Provided entries:

================

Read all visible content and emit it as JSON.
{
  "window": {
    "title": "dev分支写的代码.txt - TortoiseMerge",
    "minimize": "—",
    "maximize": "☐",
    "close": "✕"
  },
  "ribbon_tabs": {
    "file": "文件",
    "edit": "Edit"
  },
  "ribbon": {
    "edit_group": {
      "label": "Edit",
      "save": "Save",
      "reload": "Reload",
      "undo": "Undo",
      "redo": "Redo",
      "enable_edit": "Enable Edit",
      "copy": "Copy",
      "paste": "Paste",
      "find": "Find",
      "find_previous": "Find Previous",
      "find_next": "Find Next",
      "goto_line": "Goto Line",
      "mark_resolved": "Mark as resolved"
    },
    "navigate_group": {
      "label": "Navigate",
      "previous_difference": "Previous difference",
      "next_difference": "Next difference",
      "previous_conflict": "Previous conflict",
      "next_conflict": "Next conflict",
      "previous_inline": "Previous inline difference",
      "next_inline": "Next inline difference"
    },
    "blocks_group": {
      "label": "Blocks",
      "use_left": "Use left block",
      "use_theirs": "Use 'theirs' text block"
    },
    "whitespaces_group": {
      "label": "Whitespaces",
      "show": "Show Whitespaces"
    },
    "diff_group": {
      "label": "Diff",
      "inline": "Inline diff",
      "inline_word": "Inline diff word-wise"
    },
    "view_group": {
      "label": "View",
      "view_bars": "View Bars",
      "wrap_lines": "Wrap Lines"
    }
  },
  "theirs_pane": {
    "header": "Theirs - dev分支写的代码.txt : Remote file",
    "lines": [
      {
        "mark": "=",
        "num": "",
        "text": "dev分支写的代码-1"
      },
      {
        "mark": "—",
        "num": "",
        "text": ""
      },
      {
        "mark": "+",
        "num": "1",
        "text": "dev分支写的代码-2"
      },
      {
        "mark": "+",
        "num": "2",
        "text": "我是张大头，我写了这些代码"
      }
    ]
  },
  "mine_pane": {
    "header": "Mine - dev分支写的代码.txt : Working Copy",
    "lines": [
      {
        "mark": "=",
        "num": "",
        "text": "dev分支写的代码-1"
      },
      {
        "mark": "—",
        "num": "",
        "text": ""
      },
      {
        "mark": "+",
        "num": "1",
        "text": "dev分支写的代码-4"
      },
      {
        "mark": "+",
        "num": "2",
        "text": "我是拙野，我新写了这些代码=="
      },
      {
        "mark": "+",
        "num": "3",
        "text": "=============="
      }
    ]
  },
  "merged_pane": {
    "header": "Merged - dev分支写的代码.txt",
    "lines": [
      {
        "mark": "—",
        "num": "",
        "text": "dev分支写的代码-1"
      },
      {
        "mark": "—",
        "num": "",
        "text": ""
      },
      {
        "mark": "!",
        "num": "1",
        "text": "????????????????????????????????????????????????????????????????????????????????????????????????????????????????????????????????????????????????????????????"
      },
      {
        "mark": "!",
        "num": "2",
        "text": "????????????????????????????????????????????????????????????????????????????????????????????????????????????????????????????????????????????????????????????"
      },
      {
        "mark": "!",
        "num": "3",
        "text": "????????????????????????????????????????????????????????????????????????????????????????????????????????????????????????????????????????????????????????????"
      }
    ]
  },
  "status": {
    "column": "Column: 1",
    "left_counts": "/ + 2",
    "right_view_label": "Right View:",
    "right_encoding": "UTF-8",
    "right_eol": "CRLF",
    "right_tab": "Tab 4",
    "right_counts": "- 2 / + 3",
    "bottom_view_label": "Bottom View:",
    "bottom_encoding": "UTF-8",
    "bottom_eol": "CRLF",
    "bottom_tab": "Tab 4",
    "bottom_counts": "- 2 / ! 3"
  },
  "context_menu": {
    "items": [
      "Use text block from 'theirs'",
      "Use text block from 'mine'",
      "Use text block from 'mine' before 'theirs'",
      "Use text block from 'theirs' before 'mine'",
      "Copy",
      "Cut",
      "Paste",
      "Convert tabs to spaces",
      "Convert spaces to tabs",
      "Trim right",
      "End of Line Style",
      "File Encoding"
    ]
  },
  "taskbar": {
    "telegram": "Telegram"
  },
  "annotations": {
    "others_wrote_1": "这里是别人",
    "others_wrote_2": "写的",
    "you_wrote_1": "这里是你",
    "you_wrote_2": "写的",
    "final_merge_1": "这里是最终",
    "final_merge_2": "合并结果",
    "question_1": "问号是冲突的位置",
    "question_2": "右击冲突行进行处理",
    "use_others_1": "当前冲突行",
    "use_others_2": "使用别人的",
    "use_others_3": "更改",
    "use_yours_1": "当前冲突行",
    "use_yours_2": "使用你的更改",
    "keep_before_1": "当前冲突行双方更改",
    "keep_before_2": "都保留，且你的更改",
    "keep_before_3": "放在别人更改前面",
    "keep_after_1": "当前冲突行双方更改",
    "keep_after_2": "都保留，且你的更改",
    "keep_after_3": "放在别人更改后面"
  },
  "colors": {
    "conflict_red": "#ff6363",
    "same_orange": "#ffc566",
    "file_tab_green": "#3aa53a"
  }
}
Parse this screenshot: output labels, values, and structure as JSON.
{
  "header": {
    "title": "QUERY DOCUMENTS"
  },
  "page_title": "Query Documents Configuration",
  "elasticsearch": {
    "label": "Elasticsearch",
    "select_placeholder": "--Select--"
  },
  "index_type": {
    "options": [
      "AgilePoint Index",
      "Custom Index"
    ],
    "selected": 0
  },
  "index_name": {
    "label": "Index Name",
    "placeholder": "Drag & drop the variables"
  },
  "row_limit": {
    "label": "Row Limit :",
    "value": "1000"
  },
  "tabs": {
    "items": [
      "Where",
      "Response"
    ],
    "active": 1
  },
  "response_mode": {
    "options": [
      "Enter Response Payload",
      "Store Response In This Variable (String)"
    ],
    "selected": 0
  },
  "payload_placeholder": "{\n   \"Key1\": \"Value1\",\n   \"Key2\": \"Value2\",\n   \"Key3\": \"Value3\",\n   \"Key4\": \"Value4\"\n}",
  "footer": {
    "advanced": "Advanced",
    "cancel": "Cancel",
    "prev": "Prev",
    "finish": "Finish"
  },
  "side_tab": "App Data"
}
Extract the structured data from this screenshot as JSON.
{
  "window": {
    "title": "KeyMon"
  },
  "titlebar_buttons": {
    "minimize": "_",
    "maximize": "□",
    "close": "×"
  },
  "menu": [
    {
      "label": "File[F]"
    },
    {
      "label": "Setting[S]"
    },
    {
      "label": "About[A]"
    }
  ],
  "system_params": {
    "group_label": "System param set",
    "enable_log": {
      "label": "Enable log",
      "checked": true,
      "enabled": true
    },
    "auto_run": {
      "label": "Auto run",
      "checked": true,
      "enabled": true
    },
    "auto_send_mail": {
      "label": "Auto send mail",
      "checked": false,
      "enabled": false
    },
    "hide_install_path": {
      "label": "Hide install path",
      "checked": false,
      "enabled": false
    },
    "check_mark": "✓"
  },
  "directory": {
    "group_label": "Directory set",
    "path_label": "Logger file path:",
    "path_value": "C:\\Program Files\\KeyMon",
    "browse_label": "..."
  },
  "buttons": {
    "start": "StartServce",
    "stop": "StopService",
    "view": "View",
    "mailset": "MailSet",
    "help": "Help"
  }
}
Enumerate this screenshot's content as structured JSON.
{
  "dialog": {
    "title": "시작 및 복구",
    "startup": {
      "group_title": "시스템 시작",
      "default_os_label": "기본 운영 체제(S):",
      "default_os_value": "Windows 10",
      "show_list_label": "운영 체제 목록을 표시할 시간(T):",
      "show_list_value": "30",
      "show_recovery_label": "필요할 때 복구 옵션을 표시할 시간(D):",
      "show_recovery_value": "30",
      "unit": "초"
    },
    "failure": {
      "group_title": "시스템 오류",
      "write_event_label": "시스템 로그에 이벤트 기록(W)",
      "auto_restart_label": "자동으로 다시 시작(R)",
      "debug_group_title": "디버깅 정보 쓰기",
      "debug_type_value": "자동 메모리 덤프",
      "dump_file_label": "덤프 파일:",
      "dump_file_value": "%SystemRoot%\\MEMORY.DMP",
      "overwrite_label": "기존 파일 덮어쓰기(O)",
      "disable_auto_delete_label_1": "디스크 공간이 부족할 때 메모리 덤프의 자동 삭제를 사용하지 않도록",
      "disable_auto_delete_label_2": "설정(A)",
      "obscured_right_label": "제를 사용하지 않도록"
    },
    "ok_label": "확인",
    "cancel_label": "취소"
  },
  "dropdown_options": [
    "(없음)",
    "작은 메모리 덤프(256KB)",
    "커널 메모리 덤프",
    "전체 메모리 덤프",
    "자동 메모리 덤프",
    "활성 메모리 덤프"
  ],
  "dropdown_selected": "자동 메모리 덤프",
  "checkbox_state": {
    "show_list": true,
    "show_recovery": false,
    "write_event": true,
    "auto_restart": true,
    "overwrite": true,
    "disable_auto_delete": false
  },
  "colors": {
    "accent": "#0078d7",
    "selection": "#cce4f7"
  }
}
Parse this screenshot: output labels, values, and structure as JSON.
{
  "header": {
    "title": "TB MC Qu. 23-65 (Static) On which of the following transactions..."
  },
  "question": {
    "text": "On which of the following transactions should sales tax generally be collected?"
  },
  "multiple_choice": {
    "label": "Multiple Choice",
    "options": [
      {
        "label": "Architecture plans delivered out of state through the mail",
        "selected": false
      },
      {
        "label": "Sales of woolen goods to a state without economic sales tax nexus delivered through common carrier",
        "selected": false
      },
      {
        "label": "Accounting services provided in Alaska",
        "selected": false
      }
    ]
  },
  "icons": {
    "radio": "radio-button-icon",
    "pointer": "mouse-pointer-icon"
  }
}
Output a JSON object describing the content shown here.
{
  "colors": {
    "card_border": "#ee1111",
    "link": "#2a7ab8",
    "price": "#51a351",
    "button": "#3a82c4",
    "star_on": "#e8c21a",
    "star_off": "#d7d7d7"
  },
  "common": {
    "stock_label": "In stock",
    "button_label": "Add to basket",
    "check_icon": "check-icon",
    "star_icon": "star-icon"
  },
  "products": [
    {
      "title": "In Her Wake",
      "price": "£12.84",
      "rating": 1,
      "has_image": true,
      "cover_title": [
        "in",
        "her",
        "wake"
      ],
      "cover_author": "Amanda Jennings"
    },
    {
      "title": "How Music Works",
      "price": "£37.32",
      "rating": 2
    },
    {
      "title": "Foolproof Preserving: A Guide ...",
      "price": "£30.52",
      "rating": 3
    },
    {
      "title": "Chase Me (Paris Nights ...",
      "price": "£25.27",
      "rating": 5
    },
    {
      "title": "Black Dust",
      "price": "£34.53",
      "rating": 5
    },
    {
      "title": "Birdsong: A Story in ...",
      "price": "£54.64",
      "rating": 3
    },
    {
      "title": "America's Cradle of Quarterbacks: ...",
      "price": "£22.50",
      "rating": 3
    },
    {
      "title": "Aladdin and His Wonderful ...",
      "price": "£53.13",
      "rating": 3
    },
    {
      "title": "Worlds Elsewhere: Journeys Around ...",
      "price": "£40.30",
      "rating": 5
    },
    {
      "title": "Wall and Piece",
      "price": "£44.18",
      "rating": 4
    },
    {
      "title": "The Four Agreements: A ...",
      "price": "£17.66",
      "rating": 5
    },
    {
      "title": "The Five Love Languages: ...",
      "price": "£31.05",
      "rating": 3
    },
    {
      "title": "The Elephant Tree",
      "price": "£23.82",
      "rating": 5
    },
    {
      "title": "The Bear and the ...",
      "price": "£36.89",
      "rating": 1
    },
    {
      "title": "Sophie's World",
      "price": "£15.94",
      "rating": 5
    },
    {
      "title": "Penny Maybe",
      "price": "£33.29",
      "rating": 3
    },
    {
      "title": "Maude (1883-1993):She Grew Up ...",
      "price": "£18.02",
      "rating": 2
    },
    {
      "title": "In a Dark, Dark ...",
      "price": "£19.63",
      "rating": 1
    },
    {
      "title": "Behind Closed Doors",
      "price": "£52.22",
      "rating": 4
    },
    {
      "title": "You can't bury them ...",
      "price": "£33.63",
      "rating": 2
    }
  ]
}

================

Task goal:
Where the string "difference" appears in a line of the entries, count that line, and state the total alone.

Written answer:
4